# WHAT YOU SHOULD DO
Exact copies of all the records are to be output.

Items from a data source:
━━━

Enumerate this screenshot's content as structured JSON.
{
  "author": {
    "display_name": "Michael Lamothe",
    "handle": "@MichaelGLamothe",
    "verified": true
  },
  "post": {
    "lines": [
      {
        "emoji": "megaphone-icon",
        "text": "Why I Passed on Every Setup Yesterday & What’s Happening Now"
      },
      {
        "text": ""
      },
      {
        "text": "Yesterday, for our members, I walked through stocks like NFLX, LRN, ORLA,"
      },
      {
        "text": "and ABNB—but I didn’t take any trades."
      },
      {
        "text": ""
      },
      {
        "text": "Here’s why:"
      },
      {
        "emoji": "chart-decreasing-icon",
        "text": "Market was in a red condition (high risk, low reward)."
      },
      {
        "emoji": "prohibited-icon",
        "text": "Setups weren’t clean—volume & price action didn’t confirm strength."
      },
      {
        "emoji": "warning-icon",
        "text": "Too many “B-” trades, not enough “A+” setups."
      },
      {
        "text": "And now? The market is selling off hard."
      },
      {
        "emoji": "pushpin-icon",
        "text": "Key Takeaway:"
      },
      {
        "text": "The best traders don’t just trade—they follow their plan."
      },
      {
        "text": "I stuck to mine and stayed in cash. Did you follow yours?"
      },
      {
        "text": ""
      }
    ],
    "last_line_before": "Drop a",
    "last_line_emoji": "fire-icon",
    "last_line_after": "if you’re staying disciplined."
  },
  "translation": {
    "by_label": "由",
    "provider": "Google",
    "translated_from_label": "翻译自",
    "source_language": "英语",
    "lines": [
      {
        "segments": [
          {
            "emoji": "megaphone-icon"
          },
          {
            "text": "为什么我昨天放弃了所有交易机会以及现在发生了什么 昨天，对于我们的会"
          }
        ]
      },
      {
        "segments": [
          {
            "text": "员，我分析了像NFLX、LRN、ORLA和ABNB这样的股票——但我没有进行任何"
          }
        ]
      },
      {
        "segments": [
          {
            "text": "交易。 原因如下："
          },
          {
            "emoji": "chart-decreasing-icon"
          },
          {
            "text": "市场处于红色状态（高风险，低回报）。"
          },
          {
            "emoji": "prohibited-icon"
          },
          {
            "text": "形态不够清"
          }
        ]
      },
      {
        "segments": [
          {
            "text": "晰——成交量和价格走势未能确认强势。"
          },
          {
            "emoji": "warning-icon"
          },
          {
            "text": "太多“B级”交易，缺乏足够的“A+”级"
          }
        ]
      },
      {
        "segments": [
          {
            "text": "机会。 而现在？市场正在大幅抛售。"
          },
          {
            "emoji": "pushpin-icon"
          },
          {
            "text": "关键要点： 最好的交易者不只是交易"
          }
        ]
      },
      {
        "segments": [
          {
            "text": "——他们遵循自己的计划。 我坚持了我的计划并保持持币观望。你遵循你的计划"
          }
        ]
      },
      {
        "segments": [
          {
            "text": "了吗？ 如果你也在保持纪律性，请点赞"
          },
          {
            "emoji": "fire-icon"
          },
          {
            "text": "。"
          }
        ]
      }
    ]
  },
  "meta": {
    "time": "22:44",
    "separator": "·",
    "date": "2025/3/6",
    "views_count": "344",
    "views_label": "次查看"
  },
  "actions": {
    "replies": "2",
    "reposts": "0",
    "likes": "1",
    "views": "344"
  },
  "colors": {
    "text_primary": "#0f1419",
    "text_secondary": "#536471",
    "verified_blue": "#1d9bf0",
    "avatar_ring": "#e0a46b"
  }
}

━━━

# RESPONSE TO THIS TASK
Enumerate this screenshot's content as structured JSON.
{
  "author": {
    "display_name": "Michael Lamothe",
    "handle": "@MichaelGLamothe",
    "verified": true
  },
  "post": {
    "lines": [
      {
        "emoji": "megaphone-icon",
        "text": "Why I Passed on Every Setup Yesterday & What’s Happening Now"
      },
      {
        "text": ""
      },
      {
        "text": "Yesterday, for our members, I walked through stocks like NFLX, LRN, ORLA,"
      },
      {
        "text": "and ABNB—but I didn’t take any trades."
      },
      {
        "text": ""
      },
      {
        "text": "Here’s why:"
      },
      {
        "emoji": "chart-decreasing-icon",
        "text": "Market was in a red condition (high risk, low reward)."
      },
      {
        "emoji": "prohibited-icon",
        "text": "Setups weren’t clean—volume & price action didn’t confirm strength."
      },
      {
        "emoji": "warning-icon",
        "text": "Too many “B-” trades, not enough “A+” setups."
      },
      {
        "text": "And now? The market is selling off hard."
      },
      {
        "emoji": "pushpin-icon",
        "text": "Key Takeaway:"
      },
      {
        "text": "The best traders don’t just trade—they follow their plan."
      },
      {
        "text": "I stuck to mine and stayed in cash. Did you follow yours?"
      },
      {
        "text": ""
      }
    ],
    "last_line_before": "Drop a",
    "last_line_emoji": "fire-icon",
    "last_line_after": "if you’re staying disciplined."
  },
  "translation": {
    "by_label": "由",
    "provider": "Google",
    "translated_from_label": "翻译自",
    "source_language": "英语",
    "lines": [
      {
        "segments": [
          {
            "emoji": "megaphone-icon"
          },
          {
            "text": "为什么我昨天放弃了所有交易机会以及现在发生了什么 昨天，对于我们的会"
          }
        ]
      },
      {
        "segments": [
          {
            "text": "员，我分析了像NFLX、LRN、ORLA和ABNB这样的股票——但我没有进行任何"
          }
        ]
      },
      {
        "segments": [
          {
            "text": "交易。 原因如下："
          },
          {
            "emoji": "chart-decreasing-icon"
          },
          {
            "text": "市场处于红色状态（高风险，低回报）。"
          },
          {
            "emoji": "prohibited-icon"
          },
          {
            "text": "形态不够清"
          }
        ]
      },
      {
        "segments": [
          {
            "text": "晰——成交量和价格走势未能确认强势。"
          },
          {
            "emoji": "warning-icon"
          },
          {
            "text": "太多“B级”交易，缺乏足够的“A+”级"
          }
        ]
      },
      {
        "segments": [
          {
            "text": "机会。 而现在？市场正在大幅抛售。"
          },
          {
            "emoji": "pushpin-icon"
          },
          {
            "text": "关键要点： 最好的交易者不只是交易"
          }
        ]
      },
      {
        "segments": [
          {
            "text": "——他们遵循自己的计划。 我坚持了我的计划并保持持币观望。你遵循你的计划"
          }
        ]
      },
      {
        "segments": [
          {
            "text": "了吗？ 如果你也在保持纪律性，请点赞"
          },
          {
            "emoji": "fire-icon"
          },
          {
            "text": "。"
          }
        ]
      }
    ]
  },
  "meta": {
    "time": "22:44",
    "separator": "·",
    "date": "2025/3/6",
    "views_count": "344",
    "views_label": "次查看"
  },
  "actions": {
    "replies": "2",
    "reposts": "0",
    "likes": "1",
    "views": "344"
  },
  "colors": {
    "text_primary": "#0f1419",
    "text_secondary": "#536471",
    "verified_blue": "#1d9bf0",
    "avatar_ring": "#e0a46b"
  }
}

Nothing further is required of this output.